The “rolling up” to standing position was definitely the part I struggled with the most. Whilst I’d heard many horror stories about students “superman’ing” over the front of the board (shout out to my friend Shannon who managed to release the safety AND lose a contact lens in the process!) I seemed to be going the other way, being too timid with standing up and ending up sitting back down in the water. The best tip Paul gave me was to try and get my head to my knee. For someone as unflexible (is that even a word?) as me that sounded ridiculous, but aiming for that did sort of force me to try harder with the motion of getting up.
The great thing about Paul as instructor is how genuinely patient and encouraging he is. Every time I tried to get up on the board, he was right there with me to give me little tips and pointers, and didn’t get frustrated with me at all. As the guys who own the centre will tell you, I am a perpetual worrier. It’s difficult not to worry that your instructor is bored (and freezing!) whilst it takes you what seems like 5387 attempts to get up on the board. I have to give it to every instructor I’ve had so far – you can tell they love their job and don’t mind at all if you don’t get things right all the time. Massive thanks to Paul, Rupert, Jen and Samina for putting the time in with me! If you’re nervous about trying kitesurfing because you think you’ll struggle, I’d honestly say just go for it!

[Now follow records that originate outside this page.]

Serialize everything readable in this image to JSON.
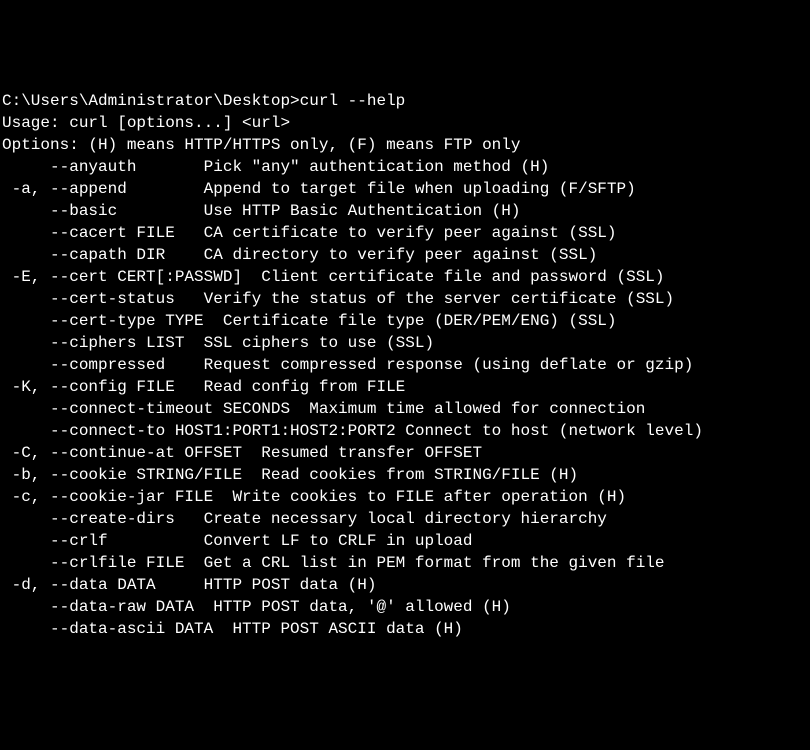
{
  "terminal": {
    "lines": [
      "C:\\Users\\Administrator\\Desktop>curl --help",
      "Usage: curl [options...] <url>",
      "Options: (H) means HTTP/HTTPS only, (F) means FTP only",
      "     --anyauth       Pick \"any\" authentication method (H)",
      " -a, --append        Append to target file when uploading (F/SFTP)",
      "     --basic         Use HTTP Basic Authentication (H)",
      "     --cacert FILE   CA certificate to verify peer against (SSL)",
      "     --capath DIR    CA directory to verify peer against (SSL)",
      " -E, --cert CERT[:PASSWD]  Client certificate file and password (SSL)",
      "     --cert-status   Verify the status of the server certificate (SSL)",
      "     --cert-type TYPE  Certificate file type (DER/PEM/ENG) (SSL)",
      "     --ciphers LIST  SSL ciphers to use (SSL)",
      "     --compressed    Request compressed response (using deflate or gzip)",
      " -K, --config FILE   Read config from FILE",
      "     --connect-timeout SECONDS  Maximum time allowed for connection",
      "     --connect-to HOST1:PORT1:HOST2:PORT2 Connect to host (network level)",
      " -C, --continue-at OFFSET  Resumed transfer OFFSET",
      " -b, --cookie STRING/FILE  Read cookies from STRING/FILE (H)",
      " -c, --cookie-jar FILE  Write cookies to FILE after operation (H)",
      "     --create-dirs   Create necessary local directory hierarchy",
      "     --crlf          Convert LF to CRLF in upload",
      "     --crlfile FILE  Get a CRL list in PEM format from the given file",
      " -d, --data DATA     HTTP POST data (H)",
      "     --data-raw DATA  HTTP POST data, '@' allowed (H)",
      "     --data-ascii DATA  HTTP POST ASCII data (H)"
    ]
  }
}
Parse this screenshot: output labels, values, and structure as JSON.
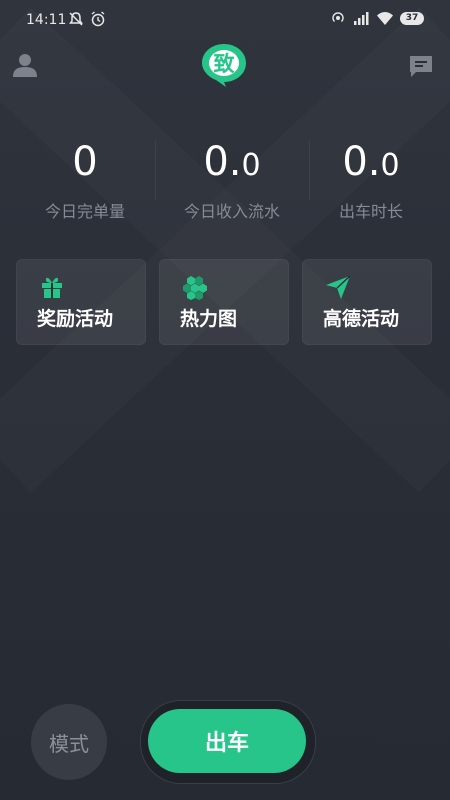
{
  "status_bar": {
    "time": "14:11",
    "battery": "37",
    "icons": [
      "notification-off-icon",
      "alarm-icon",
      "hotspot-icon",
      "signal-icon",
      "wifi-icon",
      "battery-icon"
    ]
  },
  "header": {
    "logo_text": "致",
    "logo_color": "#27c589",
    "left_icon": "user-icon",
    "right_icon": "message-icon"
  },
  "stats": [
    {
      "value_int": "0",
      "value_dec": "",
      "label": "今日完单量"
    },
    {
      "value_int": "0.",
      "value_dec": "0",
      "label": "今日收入流水"
    },
    {
      "value_int": "0.",
      "value_dec": "0",
      "label": "出车时长"
    }
  ],
  "cards": [
    {
      "label": "奖励活动",
      "icon": "gift-icon"
    },
    {
      "label": "热力图",
      "icon": "hexagon-cluster-icon"
    },
    {
      "label": "高德活动",
      "icon": "paper-plane-icon"
    }
  ],
  "bottom": {
    "mode_label": "模式",
    "go_label": "出车"
  },
  "colors": {
    "accent": "#27c589",
    "background": "#2b2f38",
    "card": "#373b44",
    "muted_text": "#858a95"
  }
}
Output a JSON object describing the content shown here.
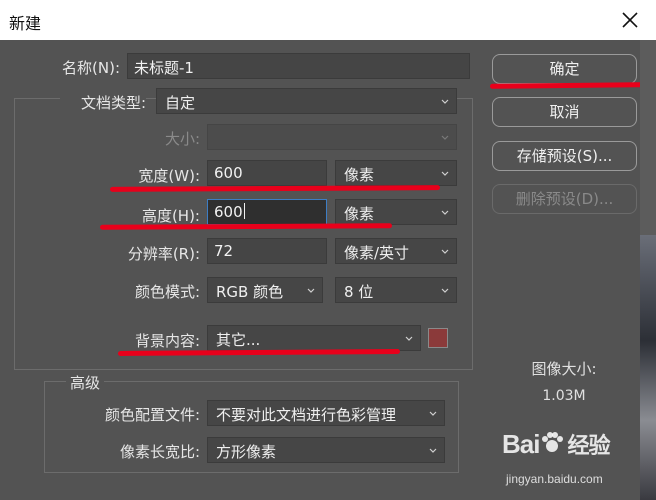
{
  "window": {
    "title": "新建"
  },
  "form": {
    "name_label": "名称(N):",
    "name_value": "未标题-1",
    "doc_type_label": "文档类型:",
    "doc_type_value": "自定",
    "size_label": "大小:",
    "size_value": "",
    "width_label": "宽度(W):",
    "width_value": "600",
    "width_unit": "像素",
    "height_label": "高度(H):",
    "height_value": "600",
    "height_unit": "像素",
    "resolution_label": "分辨率(R):",
    "resolution_value": "72",
    "resolution_unit": "像素/英寸",
    "color_mode_label": "颜色模式:",
    "color_mode_value": "RGB 颜色",
    "bit_depth_value": "8 位",
    "background_label": "背景内容:",
    "background_value": "其它...",
    "background_swatch_color": "#8b3a3a"
  },
  "advanced": {
    "title": "高级",
    "profile_label": "颜色配置文件:",
    "profile_value": "不要对此文档进行色彩管理",
    "pixel_aspect_label": "像素长宽比:",
    "pixel_aspect_value": "方形像素"
  },
  "buttons": {
    "ok": "确定",
    "cancel": "取消",
    "save_preset": "存储预设(S)...",
    "delete_preset": "删除预设(D)..."
  },
  "image_size": {
    "label": "图像大小:",
    "value": "1.03M"
  },
  "watermark": {
    "brand": "Bai",
    "brand_cn": "经验",
    "url": "jingyan.baidu.com"
  },
  "colors": {
    "annotation_red": "#e8001b",
    "focus_blue": "#3d7dc4"
  }
}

The most difficult thing I found when first attempting the board starts is how much you have to think about, so it was useful to focus on a small part of it each time I tried, until eventually I could put it all together. Because I’d spent some time flying powerkites in between my lessons and had also had a kitebuggy lesson at the centre last year, I found the kite control part of the board start manoeuvre quite easy. If you’re struggling with controlling the kite or feel quite nervous with it, I’d definitely recommend having a play on something like a Peter Lynn Impulse Trainer – they’re super easy to launch even on your own and I’m much more confident with kites thanks to them.
After a good few attempts and correcting different things I was getting wrong, I was getting up more consistently, and in the 90 minutes we spent out in the water I noticed a definite improvement. Not only was I able to get up most times, I was riding further each time and wasn’t so hesitant about diving the kite. Most of the time I was trying to go right – this felt more natural as it’s the same way I snowboard, but Paul also helped me try to go left a couple of times. I was nowhere near as confident that way, but it was good to see that it didn’t go as terribly as I had thought (my left side can be pretty useless at times!)
I came back in with a huge grin on my face, happy that I was even closer to kitesurfing independently. I can’t believe that in just 4 sessions I’ve gone from learning how to fly a power kite to getting up and riding along without looking like I’m completely out of control!
Now it’s getting to winter and we’re a little less busy I’m hoping to get out another few times, but I’ll be wearing a jacket, booties and gloves for sure – kitesurfing in just my 4/3 is a little brave for December! Luckily we have a stash of super warm stuff for students throughout winter so I’ll be raiding that!